According to the Salt Lake County Clerk's office, 18-to 25- year-olds is the least represented of any age group among voters. The county clerk is working to increase that number by reaching out to high schools. We found some 18-year-olds who can't wait to cast their ballot.
There are two seniors in a Rowland Hall High School Psych class who are a little different from their fellow classmates. Matt Bishop is 18 years old, and Ben Hannon will be soon. Though the oldest in their class, they'll be among the youngest voters in the country.
"It's a big step towards being an adult, and turning 18 in a voting year is pretty cool," Bishop said.
Bishop and Hannon let us follow as they registered at the Salt Lake County Clerk's Office. "I think this is a big election for the young voter, and I really do think the 18-year-old crowd is going to get out there and represent themselves," Bishop said.
"This year has a really big potential to change things that have happened in the past eight years," Hannon said.
After the paperwork was completed, County Clerk Sherrie Swensen talked with them. She has made it a priority to reach out to young voters. "We did a high school voter registration drive in May and visited every high school in Salt Lake," she said.
At Brighton High 'Vote 18' was in classes today; it's an organization that works with high school students to increase political awareness and get eligible students registered.

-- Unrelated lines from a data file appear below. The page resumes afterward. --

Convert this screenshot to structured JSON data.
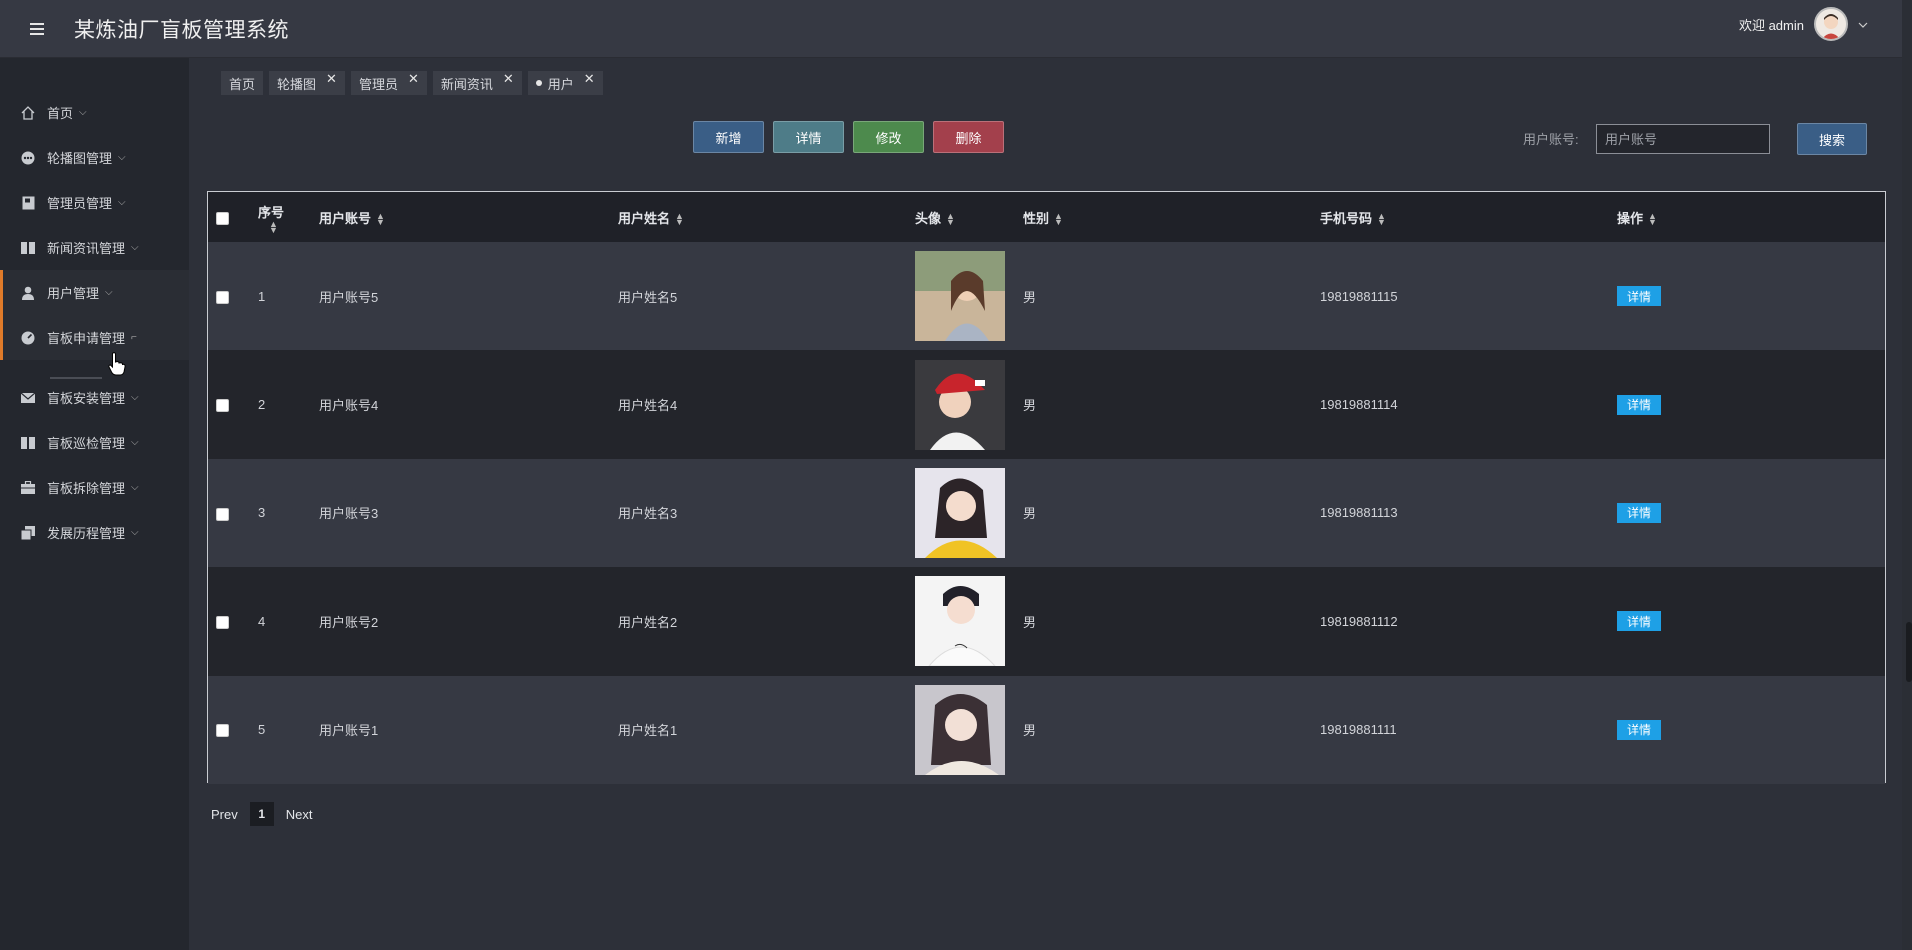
{
  "header": {
    "title": "某炼油厂盲板管理系统",
    "welcome": "欢迎 admin"
  },
  "sidebar": {
    "items": [
      {
        "label": "首页",
        "icon": "home-icon"
      },
      {
        "label": "轮播图管理",
        "icon": "carousel-icon"
      },
      {
        "label": "管理员管理",
        "icon": "book-icon"
      },
      {
        "label": "新闻资讯管理",
        "icon": "news-icon"
      },
      {
        "label": "用户管理",
        "icon": "user-icon"
      },
      {
        "label": "盲板申请管理",
        "icon": "gauge-icon"
      },
      {
        "label": "盲板安装管理",
        "icon": "mail-icon"
      },
      {
        "label": "盲板巡检管理",
        "icon": "columns-icon"
      },
      {
        "label": "盲板拆除管理",
        "icon": "briefcase-icon"
      },
      {
        "label": "发展历程管理",
        "icon": "copy-icon"
      }
    ]
  },
  "tags": [
    {
      "label": "首页",
      "closable": false
    },
    {
      "label": "轮播图",
      "closable": true
    },
    {
      "label": "管理员",
      "closable": true
    },
    {
      "label": "新闻资讯",
      "closable": true
    },
    {
      "label": "用户",
      "closable": true,
      "active": true
    }
  ],
  "actions": {
    "add": "新增",
    "detail": "详情",
    "edit": "修改",
    "delete": "删除"
  },
  "search": {
    "label": "用户账号:",
    "placeholder": "用户账号",
    "button": "搜索"
  },
  "table": {
    "headers": {
      "seq": "序号",
      "account": "用户账号",
      "name": "用户姓名",
      "avatar": "头像",
      "gender": "性别",
      "phone": "手机号码",
      "ops": "操作"
    },
    "rows": [
      {
        "seq": "1",
        "account": "用户账号5",
        "name": "用户姓名5",
        "gender": "男",
        "phone": "19819881115",
        "op": "详情"
      },
      {
        "seq": "2",
        "account": "用户账号4",
        "name": "用户姓名4",
        "gender": "男",
        "phone": "19819881114",
        "op": "详情"
      },
      {
        "seq": "3",
        "account": "用户账号3",
        "name": "用户姓名3",
        "gender": "男",
        "phone": "19819881113",
        "op": "详情"
      },
      {
        "seq": "4",
        "account": "用户账号2",
        "name": "用户姓名2",
        "gender": "男",
        "phone": "19819881112",
        "op": "详情"
      },
      {
        "seq": "5",
        "account": "用户账号1",
        "name": "用户姓名1",
        "gender": "男",
        "phone": "19819881111",
        "op": "详情"
      }
    ]
  },
  "pagination": {
    "prev": "Prev",
    "current": "1",
    "next": "Next"
  },
  "colors": {
    "accent": "#e07b2a",
    "detail_button": "#1ea0e6",
    "add_button": "#3a5e86",
    "edit_button": "#4d8a4d",
    "delete_button": "#a3404c"
  }
}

Back at Rowland Hall, Bishop and Hannon feel privileged to participate in this presidential election. Their classmates won't get the chance until 2012.

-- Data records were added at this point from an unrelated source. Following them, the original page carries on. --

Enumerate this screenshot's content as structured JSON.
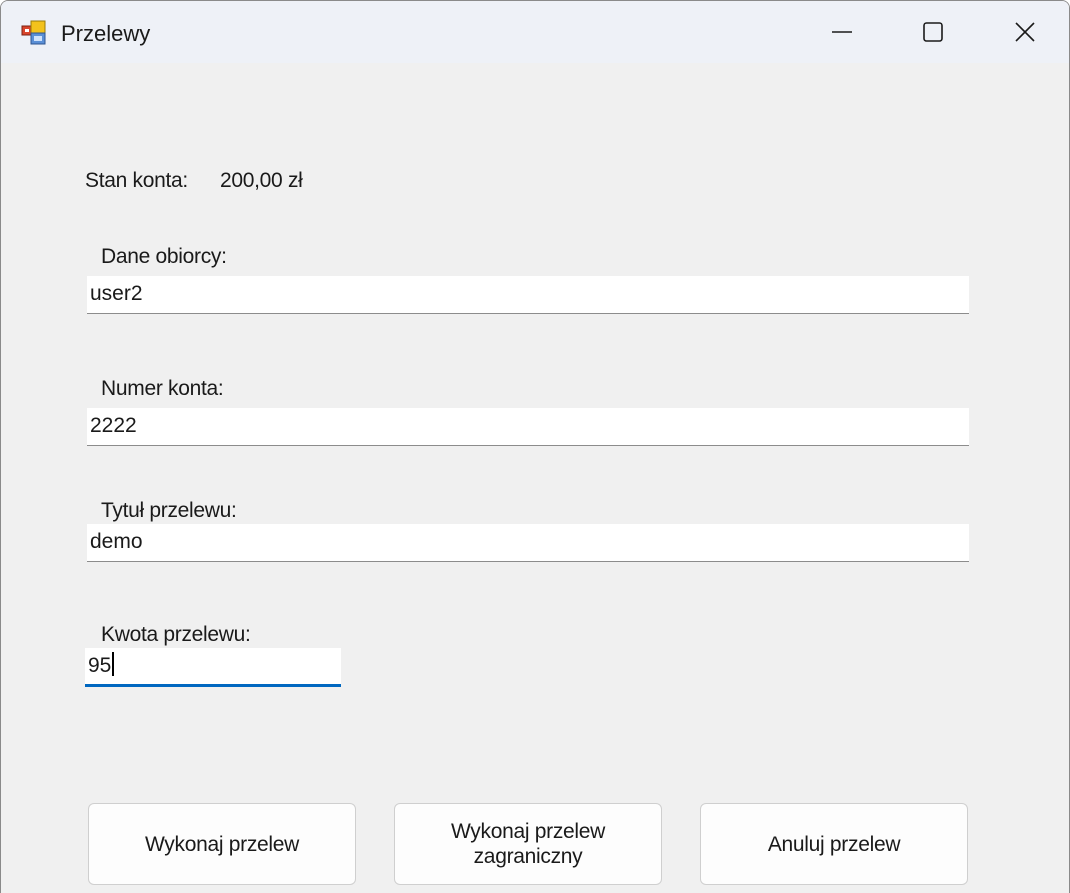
{
  "window": {
    "title": "Przelewy",
    "icon": "windows-forms-app-icon",
    "controls": [
      "minimize-icon",
      "maximize-icon",
      "close-icon"
    ]
  },
  "balance": {
    "label": "Stan konta:",
    "value": "200,00 zł"
  },
  "fields": {
    "recipient": {
      "label": "Dane obiorcy:",
      "value": "user2"
    },
    "account_number": {
      "label": "Numer konta:",
      "value": "2222"
    },
    "title": {
      "label": "Tytuł przelewu:",
      "value": "demo"
    },
    "amount": {
      "label": "Kwota przelewu:",
      "value": "95"
    }
  },
  "buttons": {
    "transfer": "Wykonaj przelew",
    "foreign_transfer": "Wykonaj przelew zagraniczny",
    "cancel": "Anuluj przelew"
  },
  "colors": {
    "focus_accent": "#0067c0",
    "window_background": "#f0f0f0",
    "titlebar_background": "#eef1f7"
  }
}
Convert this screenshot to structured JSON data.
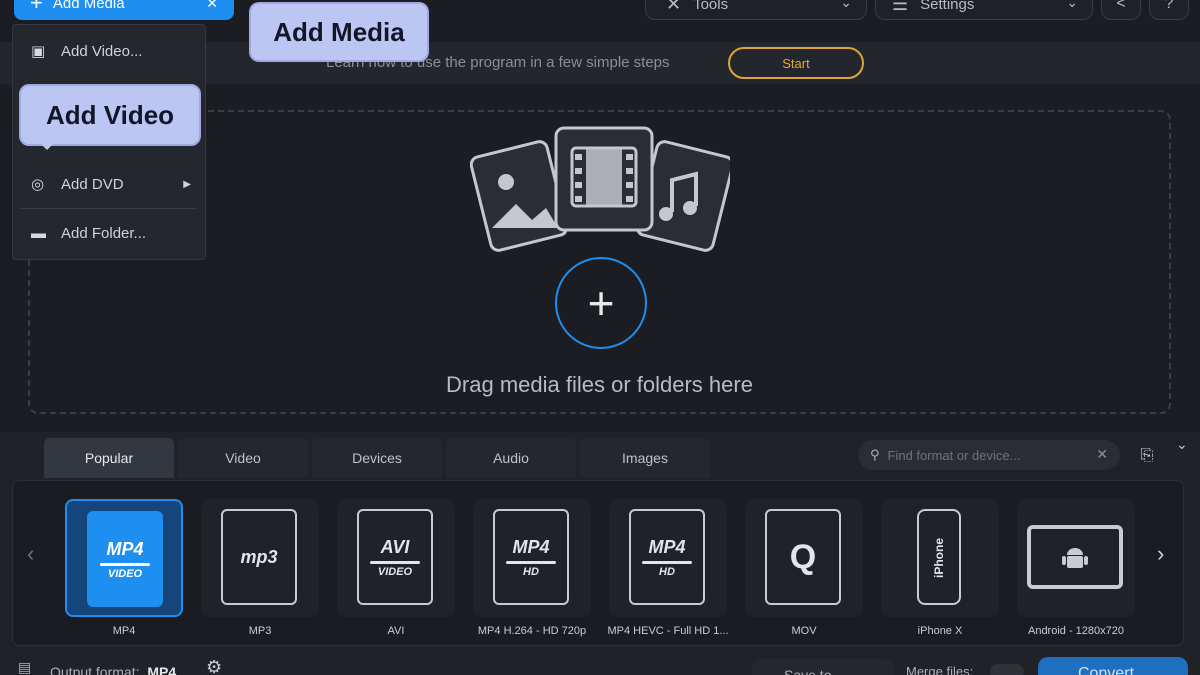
{
  "toolbar": {
    "add_media_label": "Add Media",
    "tools_label": "Tools",
    "settings_label": "Settings"
  },
  "tipbar": {
    "text": "Learn how to use the program in a few simple steps",
    "start_label": "Start"
  },
  "add_media_menu": {
    "items": [
      {
        "label": "Add Video...",
        "icon": "video-frame-icon"
      },
      {
        "label": "Add DVD",
        "icon": "dvd-icon"
      },
      {
        "label": "Add Folder...",
        "icon": "folder-icon"
      }
    ]
  },
  "callouts": {
    "add_media": "Add Media",
    "add_video": "Add Video"
  },
  "dropzone": {
    "text": "Drag media files or folders here"
  },
  "format_panel": {
    "tabs": [
      "Popular",
      "Video",
      "Devices",
      "Audio",
      "Images"
    ],
    "active_tab": "Popular",
    "search_placeholder": "Find format or device...",
    "formats": [
      {
        "label": "MP4",
        "card_main": "MP4",
        "card_sub": "VIDEO",
        "selected": true
      },
      {
        "label": "MP3",
        "card_main": "mp3",
        "card_sub": "",
        "selected": false
      },
      {
        "label": "AVI",
        "card_main": "AVI",
        "card_sub": "VIDEO",
        "selected": false
      },
      {
        "label": "MP4 H.264 - HD 720p",
        "card_main": "MP4",
        "card_sub": "HD",
        "selected": false
      },
      {
        "label": "MP4 HEVC - Full HD 1...",
        "card_main": "MP4",
        "card_sub": "HD",
        "selected": false
      },
      {
        "label": "MOV",
        "card_main": "Q",
        "card_sub": "",
        "selected": false
      },
      {
        "label": "iPhone X",
        "card_main": "iPhone",
        "card_sub": "",
        "selected": false
      },
      {
        "label": "Android - 1280x720",
        "card_main": "",
        "card_sub": "",
        "selected": false
      }
    ]
  },
  "bottombar": {
    "output_format_label": "Output format:",
    "output_format_value": "MP4",
    "save_to_label": "Save to...",
    "merge_files_label": "Merge files:",
    "convert_label": "Convert"
  },
  "colors": {
    "accent_blue": "#1e8ef0",
    "start_orange": "#e0a336",
    "callout_bg": "#bcc6f2",
    "background": "#1b1d22"
  }
}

"It makes you feel older and more mature then the rest of your friends, even if you aren't, ha," Hannon said.
Both student voters have already decided which candidate they're voting for, but neither is going to tell.
The deadline for first time voters to register is October 6th by mail, October 20th in person.